* The data
Content starts
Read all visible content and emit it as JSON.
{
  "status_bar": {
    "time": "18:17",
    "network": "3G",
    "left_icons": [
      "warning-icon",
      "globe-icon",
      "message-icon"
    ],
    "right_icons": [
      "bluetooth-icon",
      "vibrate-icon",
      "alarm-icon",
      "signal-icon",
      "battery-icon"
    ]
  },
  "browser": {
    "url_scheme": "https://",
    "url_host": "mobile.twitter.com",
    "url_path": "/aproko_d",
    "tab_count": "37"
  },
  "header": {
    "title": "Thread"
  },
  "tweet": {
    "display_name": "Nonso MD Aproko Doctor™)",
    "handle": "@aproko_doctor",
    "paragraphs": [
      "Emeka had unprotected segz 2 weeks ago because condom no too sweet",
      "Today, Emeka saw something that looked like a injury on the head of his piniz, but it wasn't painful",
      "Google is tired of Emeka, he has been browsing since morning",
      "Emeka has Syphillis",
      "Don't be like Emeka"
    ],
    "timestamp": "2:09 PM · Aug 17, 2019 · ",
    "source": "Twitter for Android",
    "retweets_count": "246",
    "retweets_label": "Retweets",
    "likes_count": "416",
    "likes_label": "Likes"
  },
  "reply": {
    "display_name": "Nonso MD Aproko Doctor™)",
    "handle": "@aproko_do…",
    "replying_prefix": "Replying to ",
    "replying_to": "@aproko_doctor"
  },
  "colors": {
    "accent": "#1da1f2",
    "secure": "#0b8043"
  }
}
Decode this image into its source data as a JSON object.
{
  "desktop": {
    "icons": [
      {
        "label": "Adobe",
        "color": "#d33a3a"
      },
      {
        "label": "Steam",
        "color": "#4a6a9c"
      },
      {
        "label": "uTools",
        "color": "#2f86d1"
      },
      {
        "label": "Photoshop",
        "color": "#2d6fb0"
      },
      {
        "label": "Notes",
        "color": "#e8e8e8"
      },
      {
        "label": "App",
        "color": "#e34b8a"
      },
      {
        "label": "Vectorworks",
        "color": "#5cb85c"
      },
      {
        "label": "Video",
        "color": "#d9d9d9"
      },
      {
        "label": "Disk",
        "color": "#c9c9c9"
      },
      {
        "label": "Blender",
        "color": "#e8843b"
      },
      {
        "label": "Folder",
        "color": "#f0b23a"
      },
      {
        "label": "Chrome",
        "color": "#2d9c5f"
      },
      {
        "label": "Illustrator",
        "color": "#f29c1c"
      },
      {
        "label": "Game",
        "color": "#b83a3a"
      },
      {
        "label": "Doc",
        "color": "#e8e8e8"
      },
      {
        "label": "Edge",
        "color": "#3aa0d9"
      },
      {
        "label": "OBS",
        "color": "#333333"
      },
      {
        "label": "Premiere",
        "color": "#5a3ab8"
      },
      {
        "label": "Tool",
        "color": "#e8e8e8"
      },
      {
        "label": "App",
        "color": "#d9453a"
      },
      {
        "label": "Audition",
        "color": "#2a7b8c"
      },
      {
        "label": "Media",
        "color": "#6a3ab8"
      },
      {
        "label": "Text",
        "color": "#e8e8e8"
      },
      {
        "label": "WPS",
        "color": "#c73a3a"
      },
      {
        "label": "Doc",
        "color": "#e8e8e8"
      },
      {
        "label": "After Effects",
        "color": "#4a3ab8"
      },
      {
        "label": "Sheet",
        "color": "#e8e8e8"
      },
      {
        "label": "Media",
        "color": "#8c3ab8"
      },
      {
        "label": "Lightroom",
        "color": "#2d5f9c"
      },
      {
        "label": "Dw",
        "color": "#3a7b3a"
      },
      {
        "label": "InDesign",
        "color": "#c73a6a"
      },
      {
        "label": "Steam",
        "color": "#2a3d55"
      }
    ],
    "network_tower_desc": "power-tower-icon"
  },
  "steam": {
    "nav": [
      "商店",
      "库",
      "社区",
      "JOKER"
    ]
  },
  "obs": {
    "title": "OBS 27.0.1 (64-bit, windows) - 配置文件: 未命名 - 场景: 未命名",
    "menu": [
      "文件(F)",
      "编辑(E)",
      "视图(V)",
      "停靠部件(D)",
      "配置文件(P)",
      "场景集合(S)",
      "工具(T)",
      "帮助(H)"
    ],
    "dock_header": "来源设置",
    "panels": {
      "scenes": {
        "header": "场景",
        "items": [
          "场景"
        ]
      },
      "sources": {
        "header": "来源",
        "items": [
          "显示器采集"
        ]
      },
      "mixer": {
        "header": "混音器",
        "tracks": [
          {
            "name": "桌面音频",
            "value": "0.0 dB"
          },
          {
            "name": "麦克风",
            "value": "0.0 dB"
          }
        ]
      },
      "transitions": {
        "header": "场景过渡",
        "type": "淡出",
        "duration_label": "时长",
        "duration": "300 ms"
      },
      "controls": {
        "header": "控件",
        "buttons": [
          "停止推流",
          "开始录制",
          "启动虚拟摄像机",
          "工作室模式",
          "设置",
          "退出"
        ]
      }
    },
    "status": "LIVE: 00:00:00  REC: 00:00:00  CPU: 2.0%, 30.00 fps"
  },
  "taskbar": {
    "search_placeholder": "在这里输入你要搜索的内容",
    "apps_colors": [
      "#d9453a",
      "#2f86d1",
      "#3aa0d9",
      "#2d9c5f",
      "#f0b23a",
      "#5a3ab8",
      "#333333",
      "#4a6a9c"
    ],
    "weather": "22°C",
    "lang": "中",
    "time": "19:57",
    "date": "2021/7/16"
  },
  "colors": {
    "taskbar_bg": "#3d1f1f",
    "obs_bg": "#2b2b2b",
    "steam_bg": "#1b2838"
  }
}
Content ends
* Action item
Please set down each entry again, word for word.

* Answer for this exercise
Read all visible content and emit it as JSON.
{
  "status_bar": {
    "time": "18:17",
    "network": "3G",
    "left_icons": [
      "warning-icon",
      "globe-icon",
      "message-icon"
    ],
    "right_icons": [
      "bluetooth-icon",
      "vibrate-icon",
      "alarm-icon",
      "signal-icon",
      "battery-icon"
    ]
  },
  "browser": {
    "url_scheme": "https://",
    "url_host": "mobile.twitter.com",
    "url_path": "/aproko_d",
    "tab_count": "37"
  },
  "header": {
    "title": "Thread"
  },
  "tweet": {
    "display_name": "Nonso MD Aproko Doctor™)",
    "handle": "@aproko_doctor",
    "paragraphs": [
      "Emeka had unprotected segz 2 weeks ago because condom no too sweet",
      "Today, Emeka saw something that looked like a injury on the head of his piniz, but it wasn't painful",
      "Google is tired of Emeka, he has been browsing since morning",
      "Emeka has Syphillis",
      "Don't be like Emeka"
    ],
    "timestamp": "2:09 PM · Aug 17, 2019 · ",
    "source": "Twitter for Android",
    "retweets_count": "246",
    "retweets_label": "Retweets",
    "likes_count": "416",
    "likes_label": "Likes"
  },
  "reply": {
    "display_name": "Nonso MD Aproko Doctor™)",
    "handle": "@aproko_do…",
    "replying_prefix": "Replying to ",
    "replying_to": "@aproko_doctor"
  },
  "colors": {
    "accent": "#1da1f2",
    "secure": "#0b8043"
  }
}
Decode this image into its source data as a JSON object.
{
  "desktop": {
    "icons": [
      {
        "label": "Adobe",
        "color": "#d33a3a"
      },
      {
        "label": "Steam",
        "color": "#4a6a9c"
      },
      {
        "label": "uTools",
        "color": "#2f86d1"
      },
      {
        "label": "Photoshop",
        "color": "#2d6fb0"
      },
      {
        "label": "Notes",
        "color": "#e8e8e8"
      },
      {
        "label": "App",
        "color": "#e34b8a"
      },
      {
        "label": "Vectorworks",
        "color": "#5cb85c"
      },
      {
        "label": "Video",
        "color": "#d9d9d9"
      },
      {
        "label": "Disk",
        "color": "#c9c9c9"
      },
      {
        "label": "Blender",
        "color": "#e8843b"
      },
      {
        "label": "Folder",
        "color": "#f0b23a"
      },
      {
        "label": "Chrome",
        "color": "#2d9c5f"
      },
      {
        "label": "Illustrator",
        "color": "#f29c1c"
      },
      {
        "label": "Game",
        "color": "#b83a3a"
      },
      {
        "label": "Doc",
        "color": "#e8e8e8"
      },
      {
        "label": "Edge",
        "color": "#3aa0d9"
      },
      {
        "label": "OBS",
        "color": "#333333"
      },
      {
        "label": "Premiere",
        "color": "#5a3ab8"
      },
      {
        "label": "Tool",
        "color": "#e8e8e8"
      },
      {
        "label": "App",
        "color": "#d9453a"
      },
      {
        "label": "Audition",
        "color": "#2a7b8c"
      },
      {
        "label": "Media",
        "color": "#6a3ab8"
      },
      {
        "label": "Text",
        "color": "#e8e8e8"
      },
      {
        "label": "WPS",
        "color": "#c73a3a"
      },
      {
        "label": "Doc",
        "color": "#e8e8e8"
      },
      {
        "label": "After Effects",
        "color": "#4a3ab8"
      },
      {
        "label": "Sheet",
        "color": "#e8e8e8"
      },
      {
        "label": "Media",
        "color": "#8c3ab8"
      },
      {
        "label": "Lightroom",
        "color": "#2d5f9c"
      },
      {
        "label": "Dw",
        "color": "#3a7b3a"
      },
      {
        "label": "InDesign",
        "color": "#c73a6a"
      },
      {
        "label": "Steam",
        "color": "#2a3d55"
      }
    ],
    "network_tower_desc": "power-tower-icon"
  },
  "steam": {
    "nav": [
      "商店",
      "库",
      "社区",
      "JOKER"
    ]
  },
  "obs": {
    "title": "OBS 27.0.1 (64-bit, windows) - 配置文件: 未命名 - 场景: 未命名",
    "menu": [
      "文件(F)",
      "编辑(E)",
      "视图(V)",
      "停靠部件(D)",
      "配置文件(P)",
      "场景集合(S)",
      "工具(T)",
      "帮助(H)"
    ],
    "dock_header": "来源设置",
    "panels": {
      "scenes": {
        "header": "场景",
        "items": [
          "场景"
        ]
      },
      "sources": {
        "header": "来源",
        "items": [
          "显示器采集"
        ]
      },
      "mixer": {
        "header": "混音器",
        "tracks": [
          {
            "name": "桌面音频",
            "value": "0.0 dB"
          },
          {
            "name": "麦克风",
            "value": "0.0 dB"
          }
        ]
      },
      "transitions": {
        "header": "场景过渡",
        "type": "淡出",
        "duration_label": "时长",
        "duration": "300 ms"
      },
      "controls": {
        "header": "控件",
        "buttons": [
          "停止推流",
          "开始录制",
          "启动虚拟摄像机",
          "工作室模式",
          "设置",
          "退出"
        ]
      }
    },
    "status": "LIVE: 00:00:00  REC: 00:00:00  CPU: 2.0%, 30.00 fps"
  },
  "taskbar": {
    "search_placeholder": "在这里输入你要搜索的内容",
    "apps_colors": [
      "#d9453a",
      "#2f86d1",
      "#3aa0d9",
      "#2d9c5f",
      "#f0b23a",
      "#5a3ab8",
      "#333333",
      "#4a6a9c"
    ],
    "weather": "22°C",
    "lang": "中",
    "time": "19:57",
    "date": "2021/7/16"
  },
  "colors": {
    "taskbar_bg": "#3d1f1f",
    "obs_bg": "#2b2b2b",
    "steam_bg": "#1b2838"
  }
}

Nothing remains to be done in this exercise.